In Defense of the Iron Dome
Progressives pushed to strip Iron Dome funding. But regardless of your stance on Israel, it saves innocent lives.
Today, due to pressure from progressives, Democrats stripped funding for Israel’s Iron Dome from the 2022 budget. While I am skeptical this will stick, many who seek the liberation of Palestinians see this as a victory. However, it is anything but. Iron Dome is a purely defensive measure that saves lives, using intercepting missiles to detonate missiles in the air safely. One can — and should — simultaneously be appalled at how the IDF treats Palestinians and be glad that the IDF-controlled Iron Dome saves lives.

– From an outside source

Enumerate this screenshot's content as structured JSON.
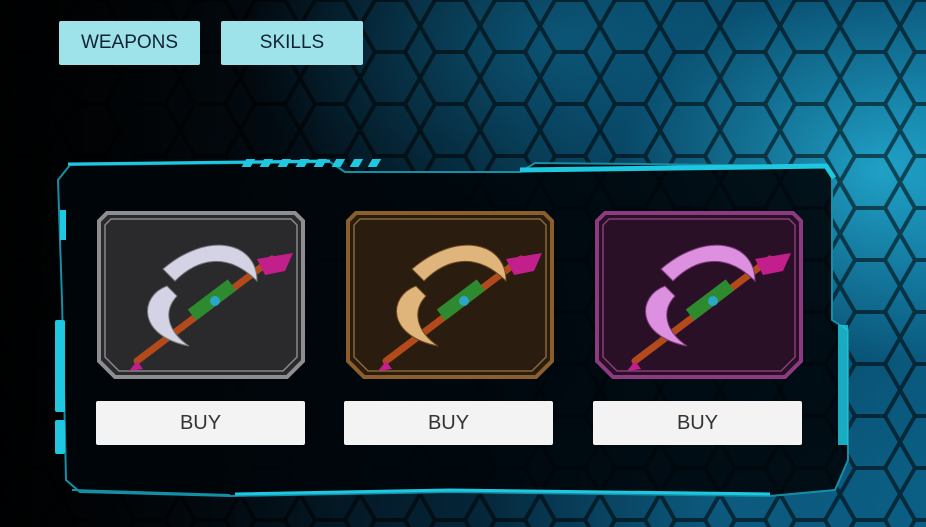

The Iron Dome is a comparatively recent installation, intercepting its first rockets in 2009. It was a project initiated during the Second Intifada, a period of intense conflict between Israel and Palestine from 2000 to 2005. The 2006 Lebanon War saw an unprecedented number of rockets fired into Israel, a conflict precipitated by Lebanese forces raiding and attacking northern Israeli military sites.
Palestine is split between two non-contiguous regions, the Gaza Strip and the West Bank. In 2006, Hamas, the militant organization responsible for most of the rockets from the Gaza Strip, won the Gaza elections. This prompted an armed struggle between Fatah, the party previously in control, and Hamas that resulted in Hamas control of Gaza to this day.
Protecting innocent lives — whatever their nationality may be — in these conflicts is of utmost importance. Hamas, lacking a sophisticated military, largely relies on Qassam rockets, which, though they pack a potent punch, are fired out of what amounts to little more than angled metal tubes, limiting their ability to precisely aim. This makes the rockets particularly dangerous to civilian life, even when the intended targets are military in nature.
Typically, it is able to intercept about 90% of rockets fired into Israeli airspace. In recent years, Hamas has learned they can overwhelm the system by firing over a hundred rockets in the span of a few minutes, which cuts down the efficacy substantially, though it was able to prevent most of the rockets that would have hit major population centers. Though the system is expensive to operate, no price tag can be put on these lives saved.
Some have suggested that the safety the Iron Dome provides enables the IDF to do more with impunity. However, prior to its installation, the IDF expended considerably more effort targeting and retaliating against the sources of the launches. The safety it provides dampens the drive to prevent more rocket attacks forcefully and in ways that further compromise Palestinian safety and territorial integrity.
Much has been said about how the name of the “Department of Defense” is euphemistic — that it is more than anything the Department of War. But the Iron Dome represents a pure project of defense. Its interception missiles are never used to kill anyone or destroy any buildings or infrastructure. It can only destroy that which would have wrought destruction itself.
Ultimately, however, what we need is lasting peace. At this point, Israeli settlement in the West Bank has made a two-state solution near impossible. A permanent resolution to this conflict is likely only possible by creating a state that has constitutional protections for all, providing the right of return for both Jews and Palestinians. Though many speak of the conflict as if Jewish presence is entirely through settlement, the Jewish people have a long historical presence in the region that also deserves recognition. However, I fear such a solution will not come for quite some time.
Regardless of the comparative ethics of sides in a war, civilians deserve safety. The more that each side is able to defend itself against the attacks of the other, the less motive there will be for war. If you want world peace, this will not come about spontaneously or through shallow, reflexive “anti-war” stances that demand isolation as conflict rages on. An interconnected, internationalist, well-defended world is one in which war has little value and massive risk, even for the powerful. So let us build it.